There is a more detailed account of the Battle of Brushy Creek given at the Early History of Lowndes County and Valdosta , Georgia website:

Levi J. Knight described the fight to the governor, who later commended Knight and his comrades for their bravery. Knight wrote that both Enoch Hall and Hamilton Sharpe were in charge of companies of militia. In the course of tracking the Indians through Lowndes, fifteen men commanded by Captain Sharpe formed a battalion with thirty-one men from Thomas County after they discovered Indians in the fork of the Little River and Big Warrior Creek. Following the trail for three miles down the east side of the river, Sharpe and his soldiers encountered about sixty warriors and their families. In the ensuing fight, Captain Sharpe lost one man, Mr. P. Folsom, and one wounded, when he was forced to retreat. Reinforced by the remainder of the battalion, the Lowndes men pursued the Indians for another three miles and found them on a pine ridge, their rear protected by a cypress pond, and in their front a wide, open, boggy meadow. A general engagement commended about 9 o’clock a. m. and after a severe fight for two hours, the Indians were completely routed, with a loss of twenty-two Indians and two Negroes killed, that were seen, and many wounded. Of the militia, Bartow Ferrell of Thomas County and Edwin D. Shanks of Lowndes County were killed and nine wounded.

Norman Campbell, John McDermott, Robert N. Parrish, Pennywell Folsom, Ashley Lawson, Edwin D. Shanks, West Roundtree and others were among those going to the battle from around Troupville.

Knight’s Company and other militia units would continue to pursue the Indians across Berrien county. A few weeks later, the militia caught up with an Indian band in southeast Berrien county at a place called Cow Creek.

THE ROUNTREE CEMETERY

Pennywell Folsom no longer lies alone in deep Georgia woods. Around his grave, the Rountrees placed their own dead, until this burying ground became known as the Rountree Cemetery. This cemetery is located in present day Cook county , on Evergreen Church Road (CR 99), near the intersection with Rountree Bridge Road (CR 251) (see map). Around 1945, the present Evergreen Church was constructed adjacent to Rountree Cemetery, the original church building located on Rountree Bridge Road having been destroyed by fire.

Notes on Pennywell Folsom:
Pennywell Folsom was born in 1810 in Hawkinsville, GA. He was a son of Edith Pennywell and George Folsom. His father served during the War of 1812 in the Georgia Militia under Captain Allen Tooke builing forts on the frontier of Pulaski County to defend against Indian attacks.

When Pennywell was about 10 years old, around 1819, his father died. Pennywell became a ward of his uncle William Folsom and moved to Lowndes County (then Irwin County.)

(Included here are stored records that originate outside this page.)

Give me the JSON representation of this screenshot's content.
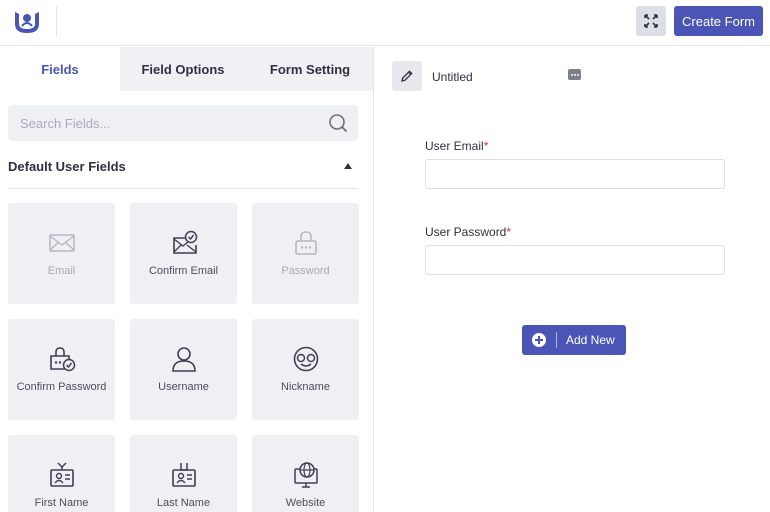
{
  "header": {
    "logo_icon": "user-registration-logo",
    "fullscreen_icon": "fullscreen-icon",
    "create_form_label": "Create Form",
    "accent_color": "#4a55b5"
  },
  "sidebar": {
    "tabs": [
      {
        "label": "Fields",
        "active": true
      },
      {
        "label": "Field Options",
        "active": false
      },
      {
        "label": "Form Setting",
        "active": false
      }
    ],
    "search": {
      "placeholder": "Search Fields...",
      "value": ""
    },
    "section_title": "Default User Fields",
    "fields": [
      {
        "label": "Email",
        "icon": "envelope-icon",
        "disabled": true
      },
      {
        "label": "Confirm Email",
        "icon": "envelope-check-icon",
        "disabled": false
      },
      {
        "label": "Password",
        "icon": "lock-icon",
        "disabled": true
      },
      {
        "label": "Confirm Password",
        "icon": "lock-check-icon",
        "disabled": false
      },
      {
        "label": "Username",
        "icon": "user-icon",
        "disabled": false
      },
      {
        "label": "Nickname",
        "icon": "nickname-face-icon",
        "disabled": false
      },
      {
        "label": "First Name",
        "icon": "id-badge-icon",
        "disabled": false
      },
      {
        "label": "Last Name",
        "icon": "id-badge-icon",
        "disabled": false
      },
      {
        "label": "Website",
        "icon": "globe-monitor-icon",
        "disabled": false
      }
    ]
  },
  "builder": {
    "form_title": "Untitled",
    "fields": [
      {
        "label": "User Email",
        "required_mark": "*",
        "value": ""
      },
      {
        "label": "User Password",
        "required_mark": "*",
        "value": ""
      }
    ],
    "add_new_label": "Add New"
  }
}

According to Internet histories, Pennywell Folsom married Mary Ann McLeod about 1827. Their children were:

  1. Anna Jane Folsom 1828 – 1830
  2. Chloe Ann Folsom 1830 – 1906
  3. Bryant P. Folsom 1832 – 1864
  4. Anna America Folsom 1833 – 1912
  5. Edieth Folsom 1833 – 1907
  6. Emily Folsom 1835 – 1908

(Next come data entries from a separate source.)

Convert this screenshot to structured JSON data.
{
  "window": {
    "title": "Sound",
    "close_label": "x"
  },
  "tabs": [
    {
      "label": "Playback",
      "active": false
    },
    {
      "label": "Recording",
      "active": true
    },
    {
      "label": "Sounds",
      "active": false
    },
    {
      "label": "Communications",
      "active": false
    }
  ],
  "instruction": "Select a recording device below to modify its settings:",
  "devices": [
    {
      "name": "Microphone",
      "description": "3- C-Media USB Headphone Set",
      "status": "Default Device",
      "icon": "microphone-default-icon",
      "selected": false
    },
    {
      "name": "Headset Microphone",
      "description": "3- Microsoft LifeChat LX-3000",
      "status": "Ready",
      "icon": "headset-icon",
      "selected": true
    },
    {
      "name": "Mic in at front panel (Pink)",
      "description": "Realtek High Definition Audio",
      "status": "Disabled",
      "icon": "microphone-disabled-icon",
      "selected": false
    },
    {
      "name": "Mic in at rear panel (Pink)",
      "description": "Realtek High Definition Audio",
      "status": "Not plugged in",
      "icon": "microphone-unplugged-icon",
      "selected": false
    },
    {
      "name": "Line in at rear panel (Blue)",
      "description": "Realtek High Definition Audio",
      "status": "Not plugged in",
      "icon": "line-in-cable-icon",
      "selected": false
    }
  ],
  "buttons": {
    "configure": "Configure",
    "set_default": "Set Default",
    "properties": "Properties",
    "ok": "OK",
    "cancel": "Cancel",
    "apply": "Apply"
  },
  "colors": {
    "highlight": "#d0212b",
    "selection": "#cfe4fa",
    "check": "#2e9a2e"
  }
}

Captain Hamilton Sharpe, who led the Lowndes militia at the Battle of Brushy Creek, served as the administrator of Pennywell Folsom’s estate:

Captain Hamilton Sharpe administered the estate of Pennywell Folsom, killed under Sharpe's command at the Battle of Brushy Creek, July 1836.

Captain Hamilton Sharpe administered the estate of Pennywell Folsom, killed under Sharpe’s command at the Battle of Brushy Creek, July 1836.

Southern Recorder
August 23, 1836

Georgia, Lowndes County

Whereas Hamilton W. Sharpe applies to me for letters of administration, on the estate of Pennywell Folsom late of said county, deceased:
These are therefore to cite and admonish all and singular the kindred and creditors of said deceased, to be and appear at my office within the time prescribed by law, to shew cause (if any they have,) why said letters of administration should not be granted.
Given under my hand, at office, this 1st day of August, 1836.

WILLIAM SMITH, Cl’k c.c.
August 16 31 5t